Instructions for the task >>
Every record must be copied exactly, except that pictures are dropped.

(Beginning of Supplied records)

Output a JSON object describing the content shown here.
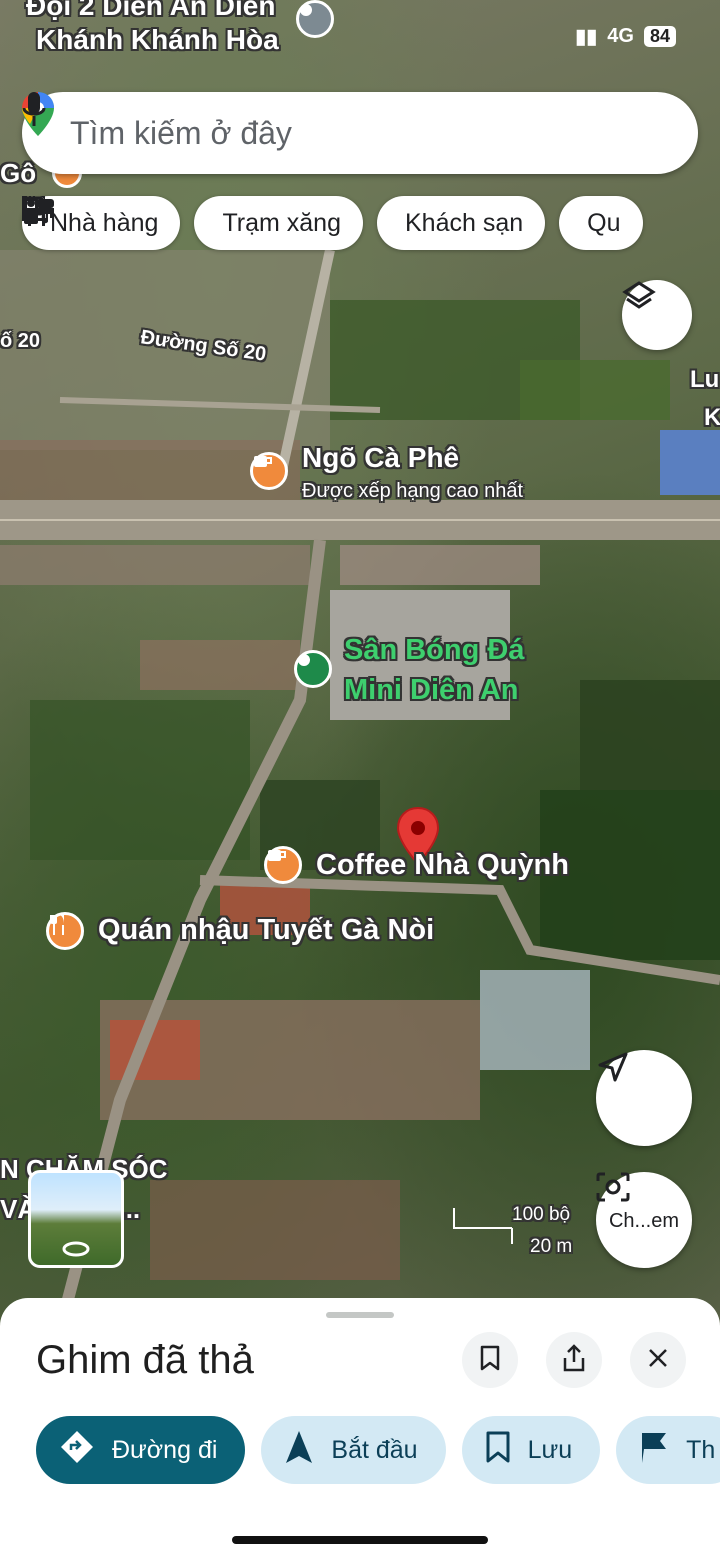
{
  "status_bar": {
    "network": "4G",
    "battery": "84"
  },
  "search": {
    "placeholder": "Tìm kiếm ở đây"
  },
  "chips": [
    {
      "label": "Nhà hàng",
      "icon": "restaurant-icon"
    },
    {
      "label": "Trạm xăng",
      "icon": "gas-station-icon"
    },
    {
      "label": "Khách sạn",
      "icon": "hotel-icon"
    },
    {
      "label": "Qu",
      "icon": "coffee-icon"
    }
  ],
  "map_labels": {
    "top_area": "Đội 2 Diên An Diên",
    "top_area_2": "Khánh Khánh Hòa",
    "left_go": "Gô",
    "road_so20_left": "ố 20",
    "road_so20": "Đường Số 20",
    "right_lu": "Lu",
    "right_k": "K",
    "cafe_name": "Ngõ Cà Phê",
    "cafe_sub": "Được xếp hạng cao nhất",
    "stadium_line1": "Sân Bóng Đá",
    "stadium_line2": "Mini Diên An",
    "coffee": "Coffee Nhà Quỳnh",
    "quan_nhau": "Quán nhậu Tuyết Gà Nòi",
    "bottom_left_1": "N CHĂM SÓC",
    "bottom_left_2": "VÀ OPPO..."
  },
  "scale": {
    "feet": "100 bộ",
    "meters": "20 m"
  },
  "street_view_label": "Ch...em",
  "sheet": {
    "title": "Ghim đã thả",
    "actions": [
      {
        "label": "Đường đi",
        "icon": "directions-icon"
      },
      {
        "label": "Bắt đầu",
        "icon": "navigation-arrow-icon"
      },
      {
        "label": "Lưu",
        "icon": "bookmark-icon"
      },
      {
        "label": "Th",
        "icon": "flag-icon"
      }
    ]
  },
  "colors": {
    "accent": "#0b6176",
    "pin": "#e53935",
    "poi_orange": "#f08a3c",
    "poi_green": "#1e8a4a"
  }
}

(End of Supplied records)

Written solution >>
Output a JSON object describing the content shown here.
{
  "status_bar": {
    "network": "4G",
    "battery": "84"
  },
  "search": {
    "placeholder": "Tìm kiếm ở đây"
  },
  "chips": [
    {
      "label": "Nhà hàng",
      "icon": "restaurant-icon"
    },
    {
      "label": "Trạm xăng",
      "icon": "gas-station-icon"
    },
    {
      "label": "Khách sạn",
      "icon": "hotel-icon"
    },
    {
      "label": "Qu",
      "icon": "coffee-icon"
    }
  ],
  "map_labels": {
    "top_area": "Đội 2 Diên An Diên",
    "top_area_2": "Khánh Khánh Hòa",
    "left_go": "Gô",
    "road_so20_left": "ố 20",
    "road_so20": "Đường Số 20",
    "right_lu": "Lu",
    "right_k": "K",
    "cafe_name": "Ngõ Cà Phê",
    "cafe_sub": "Được xếp hạng cao nhất",
    "stadium_line1": "Sân Bóng Đá",
    "stadium_line2": "Mini Diên An",
    "coffee": "Coffee Nhà Quỳnh",
    "quan_nhau": "Quán nhậu Tuyết Gà Nòi",
    "bottom_left_1": "N CHĂM SÓC",
    "bottom_left_2": "VÀ OPPO..."
  },
  "scale": {
    "feet": "100 bộ",
    "meters": "20 m"
  },
  "street_view_label": "Ch...em",
  "sheet": {
    "title": "Ghim đã thả",
    "actions": [
      {
        "label": "Đường đi",
        "icon": "directions-icon"
      },
      {
        "label": "Bắt đầu",
        "icon": "navigation-arrow-icon"
      },
      {
        "label": "Lưu",
        "icon": "bookmark-icon"
      },
      {
        "label": "Th",
        "icon": "flag-icon"
      }
    ]
  },
  "colors": {
    "accent": "#0b6176",
    "pin": "#e53935",
    "poi_orange": "#f08a3c",
    "poi_green": "#1e8a4a"
  }
}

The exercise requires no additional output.